Rethink your pain relief habit.
Credit: Alamy

A post-workout Advil or Aleve can help relieve aching muscles, thanks to its anti-inflammatory properties. But in a recent analysis published in the Lancet, scientists pored over 750 previous studies and determined that there are risks to taking repeated high doses. Naproxen (in Aleve) can increase gastrointestinal problems, as can ibuprofen (Advil) and ingredients in Celebrex and sodium salts (diclofenac), which were also shown to raise heart-attack and stroke risks. These risks were associated with "prescription" doses – about 1,000 mg of naproxen, or 2,400 mg of ibuprofen, for example – but the authors note that there may be risks for other levels of use and, with more research, these can be more exactly predicted. "All drugs carry risk, so use these cautiously," says Dr. Marie Griffin, a professor of preventive medicine at Vanderbilt University.
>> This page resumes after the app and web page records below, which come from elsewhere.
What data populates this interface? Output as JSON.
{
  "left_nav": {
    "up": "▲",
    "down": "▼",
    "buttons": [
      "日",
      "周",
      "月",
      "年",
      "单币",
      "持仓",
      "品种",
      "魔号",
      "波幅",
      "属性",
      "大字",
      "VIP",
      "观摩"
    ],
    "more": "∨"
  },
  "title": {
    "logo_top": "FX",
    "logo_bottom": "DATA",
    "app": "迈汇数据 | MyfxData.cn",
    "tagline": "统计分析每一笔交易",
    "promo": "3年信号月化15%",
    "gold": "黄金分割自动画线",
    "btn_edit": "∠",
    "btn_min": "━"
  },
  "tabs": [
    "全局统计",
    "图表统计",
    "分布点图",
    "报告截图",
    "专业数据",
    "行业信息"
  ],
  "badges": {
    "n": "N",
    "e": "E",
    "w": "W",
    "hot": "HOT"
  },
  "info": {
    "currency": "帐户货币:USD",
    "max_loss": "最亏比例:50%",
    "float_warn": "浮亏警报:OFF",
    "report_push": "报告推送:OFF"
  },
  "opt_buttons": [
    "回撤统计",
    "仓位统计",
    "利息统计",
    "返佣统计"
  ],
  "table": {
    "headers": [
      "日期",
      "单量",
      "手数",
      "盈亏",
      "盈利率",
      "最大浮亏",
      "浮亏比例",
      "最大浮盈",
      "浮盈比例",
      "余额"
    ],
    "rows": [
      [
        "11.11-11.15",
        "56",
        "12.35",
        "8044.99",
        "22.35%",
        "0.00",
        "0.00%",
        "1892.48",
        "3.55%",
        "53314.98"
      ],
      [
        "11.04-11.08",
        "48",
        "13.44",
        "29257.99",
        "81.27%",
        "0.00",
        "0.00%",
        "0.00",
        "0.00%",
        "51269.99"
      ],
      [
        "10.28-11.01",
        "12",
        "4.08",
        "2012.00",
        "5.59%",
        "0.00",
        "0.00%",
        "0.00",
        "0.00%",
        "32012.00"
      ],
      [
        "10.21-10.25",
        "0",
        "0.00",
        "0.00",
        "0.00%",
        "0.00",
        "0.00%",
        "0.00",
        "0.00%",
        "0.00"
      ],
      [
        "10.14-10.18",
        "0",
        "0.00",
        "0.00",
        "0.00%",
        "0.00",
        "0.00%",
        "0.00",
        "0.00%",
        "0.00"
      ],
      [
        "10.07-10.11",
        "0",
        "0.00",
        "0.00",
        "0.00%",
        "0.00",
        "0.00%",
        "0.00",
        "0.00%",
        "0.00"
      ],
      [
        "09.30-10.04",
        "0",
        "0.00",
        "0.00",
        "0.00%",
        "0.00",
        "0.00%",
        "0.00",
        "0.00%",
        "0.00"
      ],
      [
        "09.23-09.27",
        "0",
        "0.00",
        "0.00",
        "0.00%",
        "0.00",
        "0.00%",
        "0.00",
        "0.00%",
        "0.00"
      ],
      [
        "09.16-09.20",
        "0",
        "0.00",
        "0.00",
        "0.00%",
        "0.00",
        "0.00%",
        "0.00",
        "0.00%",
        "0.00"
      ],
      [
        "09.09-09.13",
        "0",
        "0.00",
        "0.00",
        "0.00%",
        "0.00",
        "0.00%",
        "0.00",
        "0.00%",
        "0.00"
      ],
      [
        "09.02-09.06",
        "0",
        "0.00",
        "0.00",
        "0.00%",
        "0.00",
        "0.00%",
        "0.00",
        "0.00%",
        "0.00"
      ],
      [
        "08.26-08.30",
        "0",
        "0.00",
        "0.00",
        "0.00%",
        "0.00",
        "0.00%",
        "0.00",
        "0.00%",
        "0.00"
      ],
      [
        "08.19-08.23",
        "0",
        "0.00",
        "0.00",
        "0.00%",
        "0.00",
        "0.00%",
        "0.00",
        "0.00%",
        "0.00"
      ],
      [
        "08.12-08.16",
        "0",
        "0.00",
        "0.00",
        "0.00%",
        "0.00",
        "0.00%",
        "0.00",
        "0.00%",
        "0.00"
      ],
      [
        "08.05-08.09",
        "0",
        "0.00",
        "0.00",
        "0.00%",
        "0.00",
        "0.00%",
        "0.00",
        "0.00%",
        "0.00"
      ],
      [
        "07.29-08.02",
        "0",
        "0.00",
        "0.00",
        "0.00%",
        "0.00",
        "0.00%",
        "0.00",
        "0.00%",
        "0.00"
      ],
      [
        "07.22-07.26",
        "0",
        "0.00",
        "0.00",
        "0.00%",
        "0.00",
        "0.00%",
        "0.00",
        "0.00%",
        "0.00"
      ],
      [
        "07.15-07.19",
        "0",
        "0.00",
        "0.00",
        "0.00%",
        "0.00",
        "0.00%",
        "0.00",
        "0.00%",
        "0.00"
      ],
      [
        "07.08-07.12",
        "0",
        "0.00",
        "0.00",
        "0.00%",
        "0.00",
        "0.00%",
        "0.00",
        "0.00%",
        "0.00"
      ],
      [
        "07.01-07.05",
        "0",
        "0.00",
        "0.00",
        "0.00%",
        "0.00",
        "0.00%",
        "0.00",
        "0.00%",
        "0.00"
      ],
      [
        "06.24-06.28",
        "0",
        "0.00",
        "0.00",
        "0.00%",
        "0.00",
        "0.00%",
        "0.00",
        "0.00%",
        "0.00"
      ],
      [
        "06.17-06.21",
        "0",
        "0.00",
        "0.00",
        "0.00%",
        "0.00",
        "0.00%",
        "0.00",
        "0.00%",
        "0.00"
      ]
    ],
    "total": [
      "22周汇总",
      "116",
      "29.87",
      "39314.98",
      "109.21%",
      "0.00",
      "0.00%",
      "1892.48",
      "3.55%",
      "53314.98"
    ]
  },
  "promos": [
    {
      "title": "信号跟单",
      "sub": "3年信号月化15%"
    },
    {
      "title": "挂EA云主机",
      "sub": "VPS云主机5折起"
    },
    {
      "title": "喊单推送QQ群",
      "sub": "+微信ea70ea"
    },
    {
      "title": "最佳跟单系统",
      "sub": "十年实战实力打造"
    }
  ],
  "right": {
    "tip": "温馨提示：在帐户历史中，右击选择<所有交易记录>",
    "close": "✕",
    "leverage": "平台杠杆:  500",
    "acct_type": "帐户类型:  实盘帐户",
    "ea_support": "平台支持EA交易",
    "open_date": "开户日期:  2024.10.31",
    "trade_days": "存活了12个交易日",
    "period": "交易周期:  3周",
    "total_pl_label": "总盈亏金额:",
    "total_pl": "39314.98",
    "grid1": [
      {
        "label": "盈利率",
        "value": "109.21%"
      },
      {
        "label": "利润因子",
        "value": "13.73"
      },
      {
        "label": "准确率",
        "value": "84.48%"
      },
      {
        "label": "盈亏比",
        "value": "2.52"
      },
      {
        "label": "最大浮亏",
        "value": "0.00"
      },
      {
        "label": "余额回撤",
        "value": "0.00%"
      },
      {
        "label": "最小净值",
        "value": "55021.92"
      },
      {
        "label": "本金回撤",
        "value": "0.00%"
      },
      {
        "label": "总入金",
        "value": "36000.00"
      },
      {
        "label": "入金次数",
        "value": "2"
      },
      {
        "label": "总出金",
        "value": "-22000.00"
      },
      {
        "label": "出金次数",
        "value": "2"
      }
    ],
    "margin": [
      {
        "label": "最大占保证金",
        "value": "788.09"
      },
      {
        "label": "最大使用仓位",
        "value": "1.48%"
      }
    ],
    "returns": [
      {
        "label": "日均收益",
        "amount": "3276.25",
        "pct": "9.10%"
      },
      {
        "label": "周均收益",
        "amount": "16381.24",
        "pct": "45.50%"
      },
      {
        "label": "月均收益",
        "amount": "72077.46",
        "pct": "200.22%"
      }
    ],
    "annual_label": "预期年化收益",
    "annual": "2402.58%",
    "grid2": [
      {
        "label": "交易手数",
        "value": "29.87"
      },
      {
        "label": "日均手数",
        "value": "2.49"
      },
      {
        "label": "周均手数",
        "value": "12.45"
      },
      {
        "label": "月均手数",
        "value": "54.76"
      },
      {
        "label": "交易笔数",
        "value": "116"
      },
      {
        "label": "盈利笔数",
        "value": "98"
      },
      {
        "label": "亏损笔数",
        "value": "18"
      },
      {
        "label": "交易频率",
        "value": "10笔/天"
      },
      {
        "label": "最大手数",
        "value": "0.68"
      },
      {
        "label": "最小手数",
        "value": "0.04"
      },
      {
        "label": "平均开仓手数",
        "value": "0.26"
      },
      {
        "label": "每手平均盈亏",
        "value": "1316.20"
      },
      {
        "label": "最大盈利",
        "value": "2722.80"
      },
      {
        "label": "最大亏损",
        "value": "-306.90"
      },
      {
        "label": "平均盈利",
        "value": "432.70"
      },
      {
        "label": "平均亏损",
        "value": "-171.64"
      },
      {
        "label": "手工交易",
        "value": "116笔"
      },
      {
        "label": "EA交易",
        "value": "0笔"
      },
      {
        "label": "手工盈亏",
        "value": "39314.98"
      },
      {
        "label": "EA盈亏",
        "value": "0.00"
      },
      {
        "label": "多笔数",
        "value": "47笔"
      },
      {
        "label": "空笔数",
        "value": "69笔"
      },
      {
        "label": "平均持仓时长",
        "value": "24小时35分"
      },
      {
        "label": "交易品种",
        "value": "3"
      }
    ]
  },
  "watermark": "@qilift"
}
Lower doses are not risk-free, she adds, pointing to past studies that have shown that even low doses of Celebrex and diclofenac can raise heart-attack risk, and 500 mg of naproxen, or two over-the-counter pills, can mess with the digestive tract